__WHAT TO DO__
State how many lines in the listing below hold "Vendor", with no other words.

__SUPPLIED RECORDS__

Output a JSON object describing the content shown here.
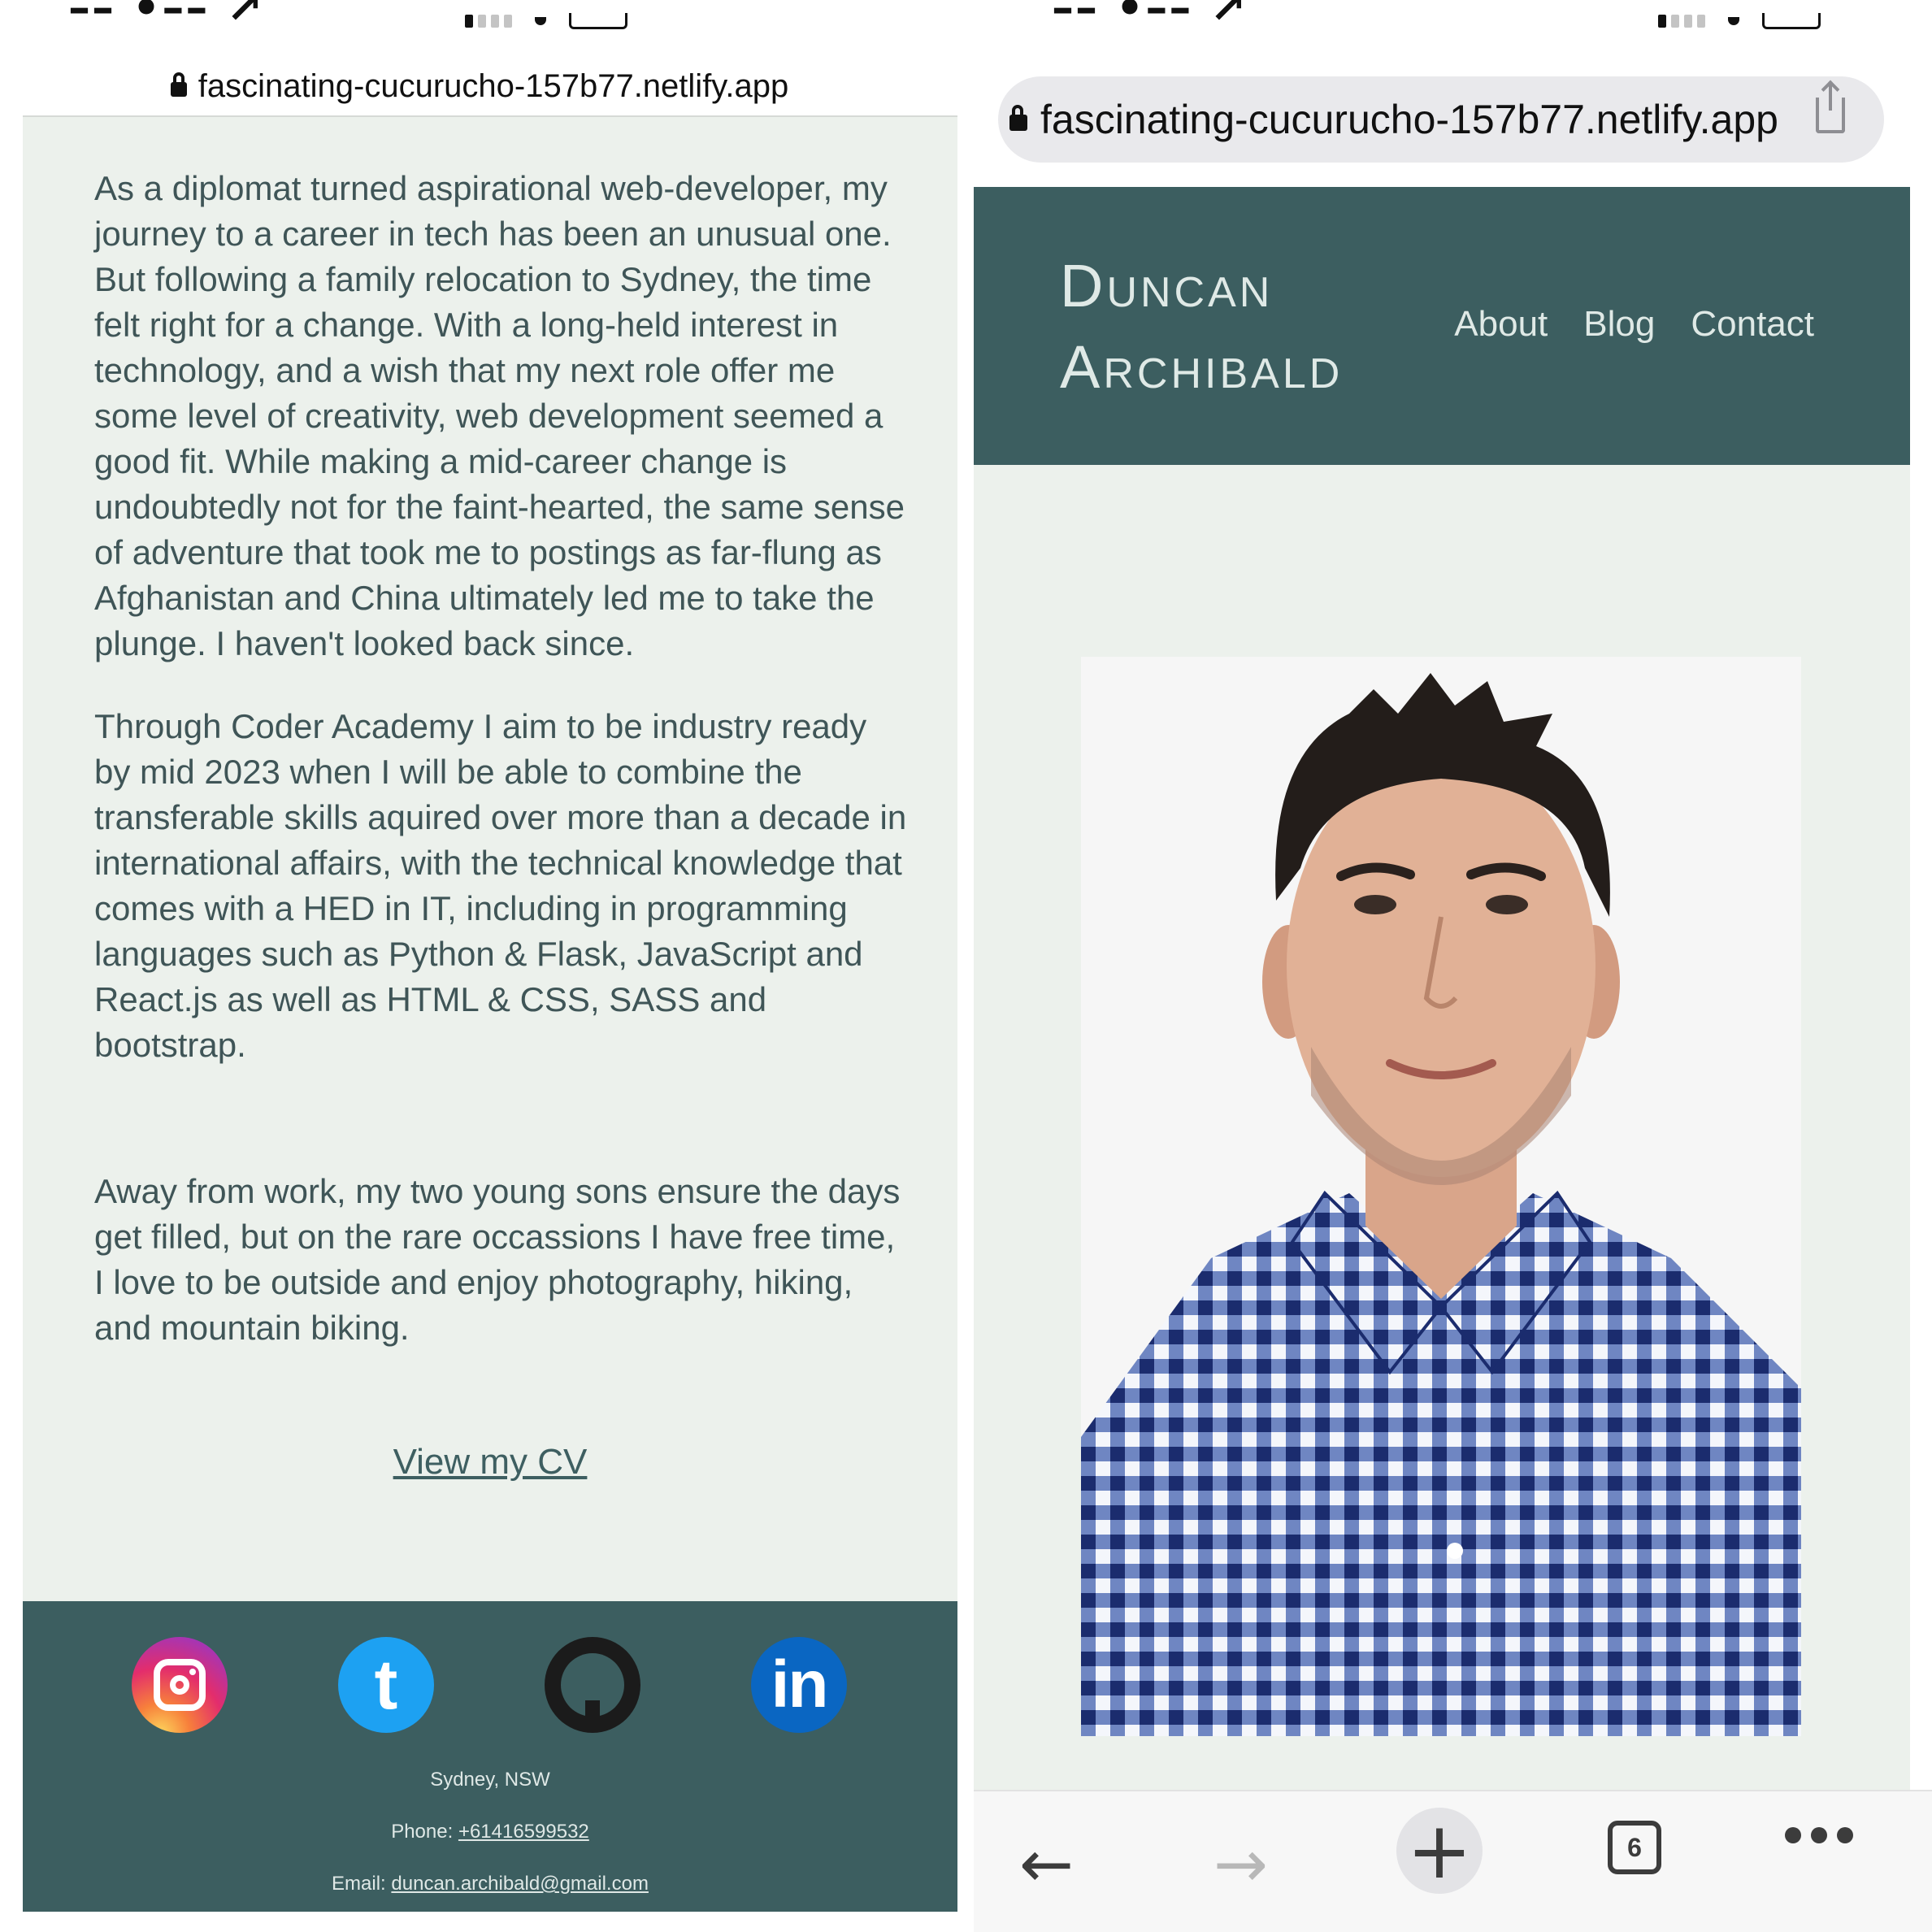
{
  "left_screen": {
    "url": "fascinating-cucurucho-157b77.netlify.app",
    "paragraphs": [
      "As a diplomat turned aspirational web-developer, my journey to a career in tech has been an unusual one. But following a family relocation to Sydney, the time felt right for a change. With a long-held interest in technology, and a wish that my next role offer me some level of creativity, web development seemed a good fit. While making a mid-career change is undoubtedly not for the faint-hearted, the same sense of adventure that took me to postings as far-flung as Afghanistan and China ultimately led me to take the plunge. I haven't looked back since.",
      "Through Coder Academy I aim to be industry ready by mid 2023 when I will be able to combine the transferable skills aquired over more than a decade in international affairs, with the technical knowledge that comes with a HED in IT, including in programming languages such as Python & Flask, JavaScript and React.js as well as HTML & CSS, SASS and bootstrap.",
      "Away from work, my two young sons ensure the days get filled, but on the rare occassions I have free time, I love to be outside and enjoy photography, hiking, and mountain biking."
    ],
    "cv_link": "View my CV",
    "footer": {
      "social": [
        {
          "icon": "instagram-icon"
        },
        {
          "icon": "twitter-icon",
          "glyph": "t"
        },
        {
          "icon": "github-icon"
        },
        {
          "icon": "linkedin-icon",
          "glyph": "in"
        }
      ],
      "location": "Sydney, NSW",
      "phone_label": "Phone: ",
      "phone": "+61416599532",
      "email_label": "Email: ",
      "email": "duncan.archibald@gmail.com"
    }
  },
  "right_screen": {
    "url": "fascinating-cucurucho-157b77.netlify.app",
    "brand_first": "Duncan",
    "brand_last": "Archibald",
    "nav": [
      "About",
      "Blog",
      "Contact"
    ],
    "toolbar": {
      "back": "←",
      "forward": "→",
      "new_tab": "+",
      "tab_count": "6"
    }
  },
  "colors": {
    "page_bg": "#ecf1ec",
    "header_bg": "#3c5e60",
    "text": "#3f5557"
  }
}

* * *

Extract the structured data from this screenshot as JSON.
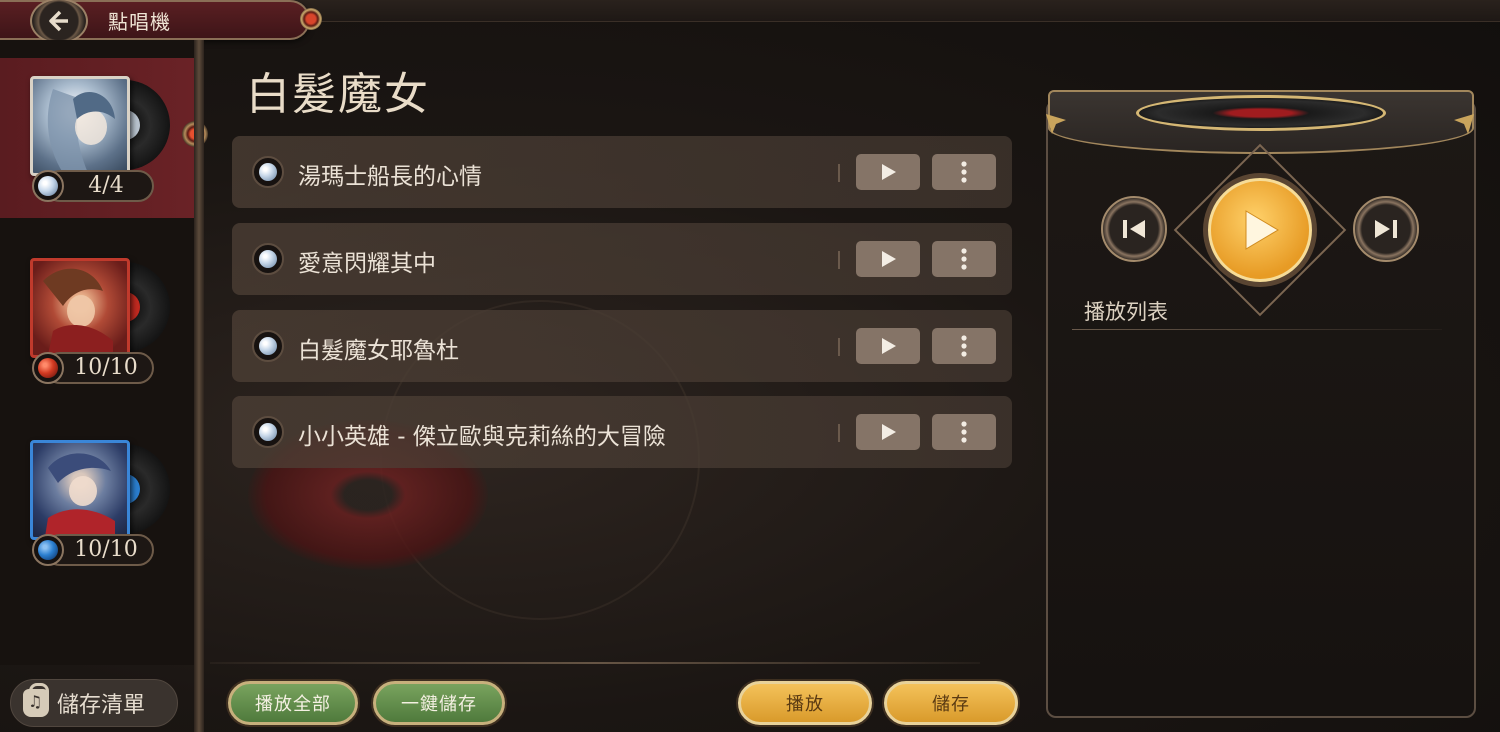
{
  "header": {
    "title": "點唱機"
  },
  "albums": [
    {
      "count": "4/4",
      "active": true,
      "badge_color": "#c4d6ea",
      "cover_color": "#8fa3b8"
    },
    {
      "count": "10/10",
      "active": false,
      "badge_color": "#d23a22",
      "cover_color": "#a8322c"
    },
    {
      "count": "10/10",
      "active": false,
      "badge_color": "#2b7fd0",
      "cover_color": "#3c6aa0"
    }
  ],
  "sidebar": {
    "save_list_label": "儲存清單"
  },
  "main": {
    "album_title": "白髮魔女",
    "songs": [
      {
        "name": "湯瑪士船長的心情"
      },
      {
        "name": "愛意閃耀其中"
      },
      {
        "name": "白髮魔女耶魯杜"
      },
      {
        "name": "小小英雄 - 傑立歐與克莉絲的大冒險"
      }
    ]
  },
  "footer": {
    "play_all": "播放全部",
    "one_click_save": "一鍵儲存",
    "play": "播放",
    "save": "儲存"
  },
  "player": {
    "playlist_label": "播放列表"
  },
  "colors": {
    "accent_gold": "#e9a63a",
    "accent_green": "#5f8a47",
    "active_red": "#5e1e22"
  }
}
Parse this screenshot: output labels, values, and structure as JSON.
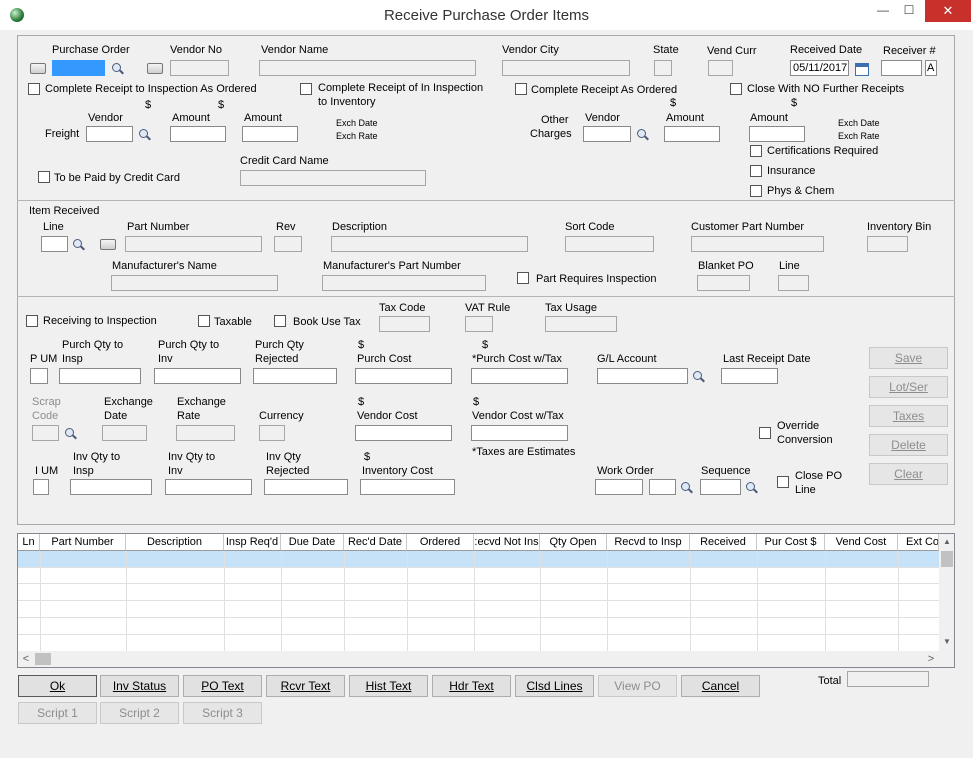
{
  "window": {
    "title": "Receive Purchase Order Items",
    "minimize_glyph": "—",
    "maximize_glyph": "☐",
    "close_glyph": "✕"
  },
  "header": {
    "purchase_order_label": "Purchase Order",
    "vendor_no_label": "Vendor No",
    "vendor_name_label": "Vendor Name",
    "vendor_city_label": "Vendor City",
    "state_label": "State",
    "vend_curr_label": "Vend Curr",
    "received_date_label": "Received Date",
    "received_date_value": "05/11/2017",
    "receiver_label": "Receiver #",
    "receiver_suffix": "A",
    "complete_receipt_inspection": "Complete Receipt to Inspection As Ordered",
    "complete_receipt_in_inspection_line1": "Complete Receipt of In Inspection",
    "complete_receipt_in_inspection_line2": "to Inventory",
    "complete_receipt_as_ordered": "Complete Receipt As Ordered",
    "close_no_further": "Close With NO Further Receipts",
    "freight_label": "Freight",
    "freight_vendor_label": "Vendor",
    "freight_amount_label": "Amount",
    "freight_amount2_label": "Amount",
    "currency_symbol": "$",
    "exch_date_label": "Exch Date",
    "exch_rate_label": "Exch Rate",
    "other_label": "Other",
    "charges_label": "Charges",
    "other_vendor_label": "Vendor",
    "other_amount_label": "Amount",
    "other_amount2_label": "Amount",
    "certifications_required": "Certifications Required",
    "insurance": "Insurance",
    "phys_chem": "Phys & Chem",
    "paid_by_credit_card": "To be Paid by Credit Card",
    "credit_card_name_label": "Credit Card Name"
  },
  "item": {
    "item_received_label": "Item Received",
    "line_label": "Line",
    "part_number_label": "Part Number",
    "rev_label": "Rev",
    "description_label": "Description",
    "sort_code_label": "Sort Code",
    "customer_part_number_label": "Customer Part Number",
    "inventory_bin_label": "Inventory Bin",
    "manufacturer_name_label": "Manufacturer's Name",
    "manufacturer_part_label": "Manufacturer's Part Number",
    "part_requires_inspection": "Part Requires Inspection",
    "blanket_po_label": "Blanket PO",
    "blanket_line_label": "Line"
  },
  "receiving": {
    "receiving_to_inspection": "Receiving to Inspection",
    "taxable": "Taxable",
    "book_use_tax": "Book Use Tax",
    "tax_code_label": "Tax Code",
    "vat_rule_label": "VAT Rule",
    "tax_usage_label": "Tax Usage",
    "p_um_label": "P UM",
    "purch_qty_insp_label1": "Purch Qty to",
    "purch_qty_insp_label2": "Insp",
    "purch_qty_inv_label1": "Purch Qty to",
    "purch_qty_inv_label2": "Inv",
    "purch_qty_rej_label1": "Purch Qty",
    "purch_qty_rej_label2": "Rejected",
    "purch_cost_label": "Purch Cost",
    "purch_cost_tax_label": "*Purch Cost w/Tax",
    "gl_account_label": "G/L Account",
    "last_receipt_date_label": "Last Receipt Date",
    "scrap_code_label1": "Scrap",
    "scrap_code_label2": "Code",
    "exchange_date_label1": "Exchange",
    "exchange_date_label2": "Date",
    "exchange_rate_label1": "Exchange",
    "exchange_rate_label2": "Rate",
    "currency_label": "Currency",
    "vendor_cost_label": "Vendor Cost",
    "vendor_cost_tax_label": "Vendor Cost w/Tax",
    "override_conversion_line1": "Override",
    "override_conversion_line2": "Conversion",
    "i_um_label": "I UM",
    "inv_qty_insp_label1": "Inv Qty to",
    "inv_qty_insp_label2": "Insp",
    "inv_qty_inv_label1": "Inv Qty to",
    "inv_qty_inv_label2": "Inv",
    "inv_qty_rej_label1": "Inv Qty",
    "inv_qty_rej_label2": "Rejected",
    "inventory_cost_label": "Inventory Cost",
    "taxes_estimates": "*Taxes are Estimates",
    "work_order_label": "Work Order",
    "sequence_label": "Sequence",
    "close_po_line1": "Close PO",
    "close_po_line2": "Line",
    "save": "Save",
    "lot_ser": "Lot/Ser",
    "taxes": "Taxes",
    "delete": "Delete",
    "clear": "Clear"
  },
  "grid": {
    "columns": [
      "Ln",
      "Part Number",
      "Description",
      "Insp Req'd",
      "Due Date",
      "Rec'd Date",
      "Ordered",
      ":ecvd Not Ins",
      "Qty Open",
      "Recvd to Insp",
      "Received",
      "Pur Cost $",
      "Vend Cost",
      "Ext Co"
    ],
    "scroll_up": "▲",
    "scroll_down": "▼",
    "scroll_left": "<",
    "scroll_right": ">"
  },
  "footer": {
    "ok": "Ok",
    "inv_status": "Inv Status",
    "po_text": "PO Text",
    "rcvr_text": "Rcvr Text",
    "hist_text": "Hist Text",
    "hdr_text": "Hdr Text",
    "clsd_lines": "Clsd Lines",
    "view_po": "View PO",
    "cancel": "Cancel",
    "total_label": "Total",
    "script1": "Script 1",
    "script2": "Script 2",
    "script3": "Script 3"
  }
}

__RESULT__
7